* _RECORDS FOR THIS TASK_:
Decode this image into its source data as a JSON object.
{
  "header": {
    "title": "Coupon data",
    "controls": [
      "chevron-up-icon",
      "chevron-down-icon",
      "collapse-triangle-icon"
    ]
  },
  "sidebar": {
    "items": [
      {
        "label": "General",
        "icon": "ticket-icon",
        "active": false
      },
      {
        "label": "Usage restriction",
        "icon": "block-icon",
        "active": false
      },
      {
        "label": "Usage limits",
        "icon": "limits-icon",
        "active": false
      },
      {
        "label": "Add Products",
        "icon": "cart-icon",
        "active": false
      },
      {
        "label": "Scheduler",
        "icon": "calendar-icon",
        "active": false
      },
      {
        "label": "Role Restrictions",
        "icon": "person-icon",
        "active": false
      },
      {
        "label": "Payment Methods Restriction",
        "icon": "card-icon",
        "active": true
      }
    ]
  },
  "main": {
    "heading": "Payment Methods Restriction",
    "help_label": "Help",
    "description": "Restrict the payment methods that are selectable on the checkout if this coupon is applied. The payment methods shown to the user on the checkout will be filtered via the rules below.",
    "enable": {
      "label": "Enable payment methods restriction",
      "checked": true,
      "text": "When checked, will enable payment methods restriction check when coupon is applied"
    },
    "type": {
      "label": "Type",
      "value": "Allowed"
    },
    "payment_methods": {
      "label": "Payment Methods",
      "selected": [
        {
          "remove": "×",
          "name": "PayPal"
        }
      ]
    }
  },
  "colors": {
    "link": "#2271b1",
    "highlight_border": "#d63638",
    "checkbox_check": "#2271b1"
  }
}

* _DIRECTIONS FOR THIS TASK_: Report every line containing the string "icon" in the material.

* _THE COMPLETED TASK_:
      "chevron-up-icon",
      "chevron-down-icon",
      "collapse-triangle-icon"
        "icon": "ticket-icon",
        "icon": "block-icon",
        "icon": "limits-icon",
        "icon": "cart-icon",
        "icon": "calendar-icon",
        "icon": "person-icon",
        "icon": "card-icon",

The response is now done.